## EXERCISE DETAILS
Take every line in the entries that includes the word "ACME" and copy it.

(Component data from apps and pages)
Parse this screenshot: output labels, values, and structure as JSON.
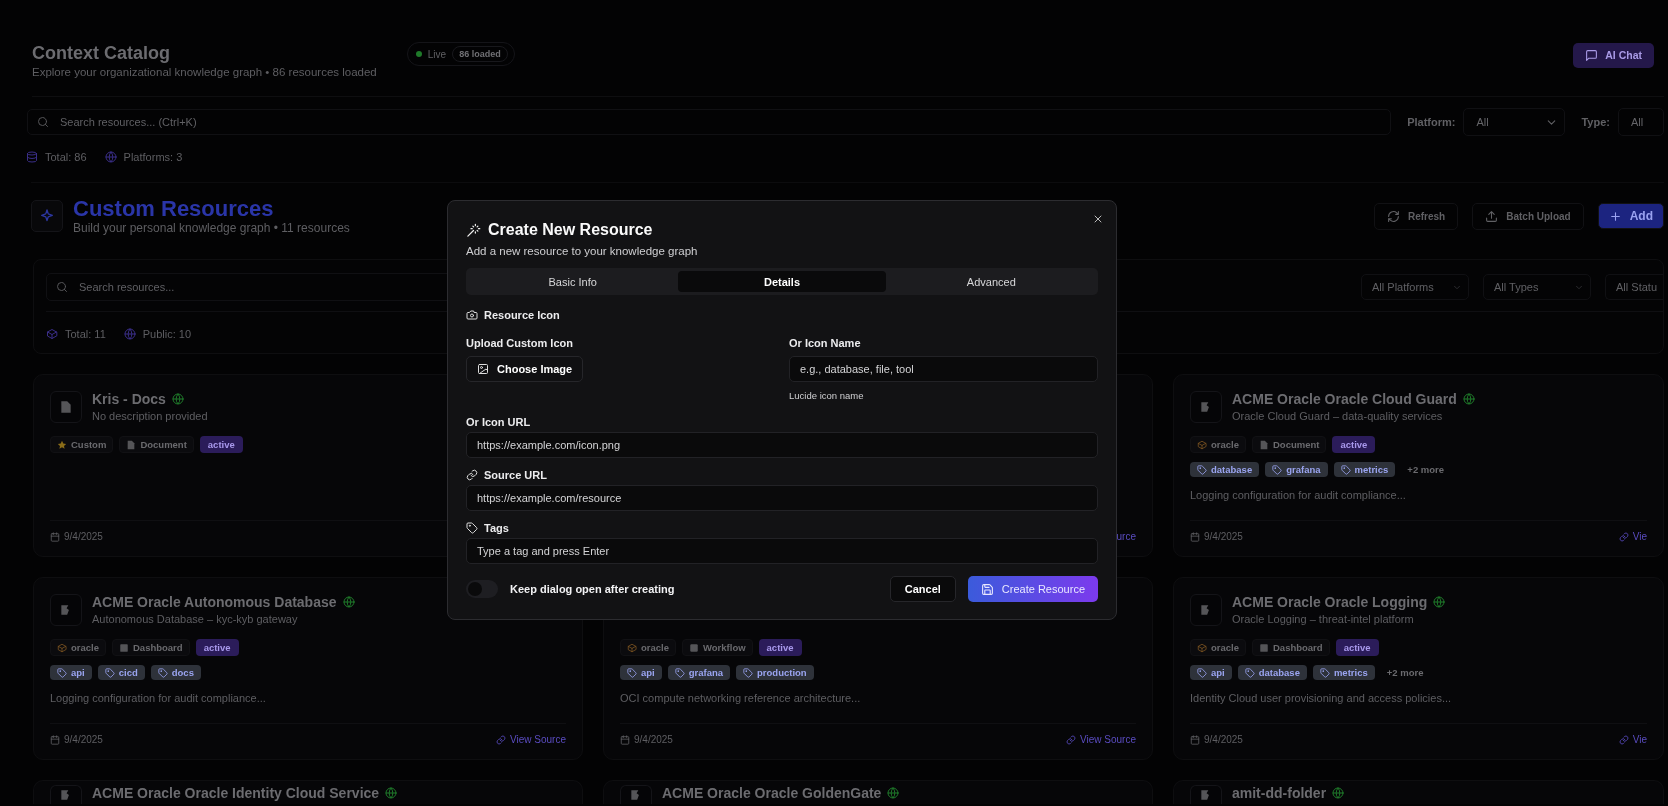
{
  "header": {
    "title": "Context Catalog",
    "subtitle": "Explore your organizational knowledge graph • 86 resources loaded",
    "live": {
      "label": "Live",
      "count": "86 loaded"
    },
    "ai_chat_button": "AI Chat"
  },
  "catalog_search": {
    "placeholder": "Search resources... (Ctrl+K)"
  },
  "filters": [
    {
      "label": "Platform:",
      "value": "All"
    },
    {
      "label": "Type:",
      "value": "All"
    }
  ],
  "catalog_stats": [
    {
      "kind": "database",
      "text": "Total: 86"
    },
    {
      "kind": "globe",
      "text": "Platforms: 3"
    }
  ],
  "custom": {
    "title": "Custom Resources",
    "subtitle": "Build your personal knowledge graph • 11 resources",
    "buttons": [
      {
        "kind": "refresh",
        "label": "Refresh"
      },
      {
        "kind": "upload",
        "label": "Batch Upload"
      },
      {
        "kind": "add",
        "label": "Add"
      }
    ],
    "search": {
      "placeholder": "Search resources..."
    },
    "selects": [
      "All Platforms",
      "All Types",
      "All Statu"
    ],
    "stats": [
      {
        "kind": "package",
        "text": "Total: 11"
      },
      {
        "kind": "globe",
        "text": "Public: 10"
      }
    ]
  },
  "cards": [
    {
      "kind": "document",
      "title": "Kris - Docs",
      "public": true,
      "description": "No description provided",
      "badges": [
        {
          "kind": "star",
          "label": "Custom"
        },
        {
          "kind": "file",
          "label": "Document"
        },
        {
          "kind": "status",
          "label": "active"
        }
      ],
      "date": "9/4/2025"
    },
    {
      "link": "urce"
    },
    {
      "kind": "resource",
      "title": "ACME Oracle Oracle Cloud Guard",
      "public": true,
      "description": "Oracle Cloud Guard – data-quality services",
      "badges": [
        {
          "kind": "package",
          "label": "oracle"
        },
        {
          "kind": "file",
          "label": "Document"
        },
        {
          "kind": "status",
          "label": "active"
        }
      ],
      "tags": [
        "database",
        "grafana",
        "metrics"
      ],
      "more": "+2 more",
      "summary": "Logging configuration for audit compliance...",
      "date": "9/4/2025",
      "link": "Vie"
    },
    {
      "kind": "resource",
      "title": "ACME Oracle Autonomous Database",
      "public": true,
      "description": "Autonomous Database – kyc-kyb gateway",
      "badges": [
        {
          "kind": "package",
          "label": "oracle"
        },
        {
          "kind": "dashboard",
          "label": "Dashboard"
        },
        {
          "kind": "status",
          "label": "active"
        }
      ],
      "tags": [
        "api",
        "cicd",
        "docs"
      ],
      "summary": "Logging configuration for audit compliance...",
      "date": "9/4/2025",
      "link": "View Source"
    },
    {
      "badges": [
        {
          "kind": "package",
          "label": "oracle"
        },
        {
          "kind": "workflow",
          "label": "Workflow"
        },
        {
          "kind": "status",
          "label": "active"
        }
      ],
      "tags": [
        "api",
        "grafana",
        "production"
      ],
      "summary": "OCI compute networking reference architecture...",
      "date": "9/4/2025",
      "link": "View Source"
    },
    {
      "kind": "resource",
      "title": "ACME Oracle Oracle Logging",
      "public": true,
      "description": "Oracle Logging – threat-intel platform",
      "badges": [
        {
          "kind": "package",
          "label": "oracle"
        },
        {
          "kind": "dashboard",
          "label": "Dashboard"
        },
        {
          "kind": "status",
          "label": "active"
        }
      ],
      "tags": [
        "api",
        "database",
        "metrics"
      ],
      "more": "+2 more",
      "summary": "Identity Cloud user provisioning and access policies...",
      "date": "9/4/2025",
      "link": "Vie"
    },
    {
      "kind": "resource",
      "title": "ACME Oracle Oracle Identity Cloud Service",
      "public": true
    },
    {
      "kind": "resource",
      "title": "ACME Oracle Oracle GoldenGate",
      "public": true
    },
    {
      "kind": "resource",
      "title": "amit-dd-folder",
      "public": true
    }
  ],
  "dialog": {
    "title": "Create New Resource",
    "subtitle": "Add a new resource to your knowledge graph",
    "tabs": [
      {
        "label": "Basic Info",
        "selected": false
      },
      {
        "label": "Details",
        "selected": true
      },
      {
        "label": "Advanced",
        "selected": false
      }
    ],
    "section": "Resource Icon",
    "upload_label": "Upload Custom Icon",
    "choose_button": "Choose Image",
    "icon_name": {
      "label": "Or Icon Name",
      "placeholder": "e.g., database, file, tool",
      "hint": "Lucide icon name"
    },
    "fields": [
      {
        "kind": "plain",
        "label": "Or Icon URL",
        "placeholder": "https://example.com/icon.png"
      },
      {
        "kind": "link",
        "label": "Source URL",
        "placeholder": "https://example.com/resource"
      },
      {
        "kind": "tag",
        "label": "Tags",
        "placeholder": "Type a tag and press Enter"
      }
    ],
    "keep_open": {
      "label": "Keep dialog open after creating",
      "on": false
    },
    "cancel_button": "Cancel",
    "create_button": "Create Resource"
  }
}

## WRITTEN ANSWER
      "title": "ACME Oracle Oracle Cloud Guard",
      "title": "ACME Oracle Autonomous Database",
      "title": "ACME Oracle Oracle Logging",
      "title": "ACME Oracle Oracle Identity Cloud Service",
      "title": "ACME Oracle Oracle GoldenGate",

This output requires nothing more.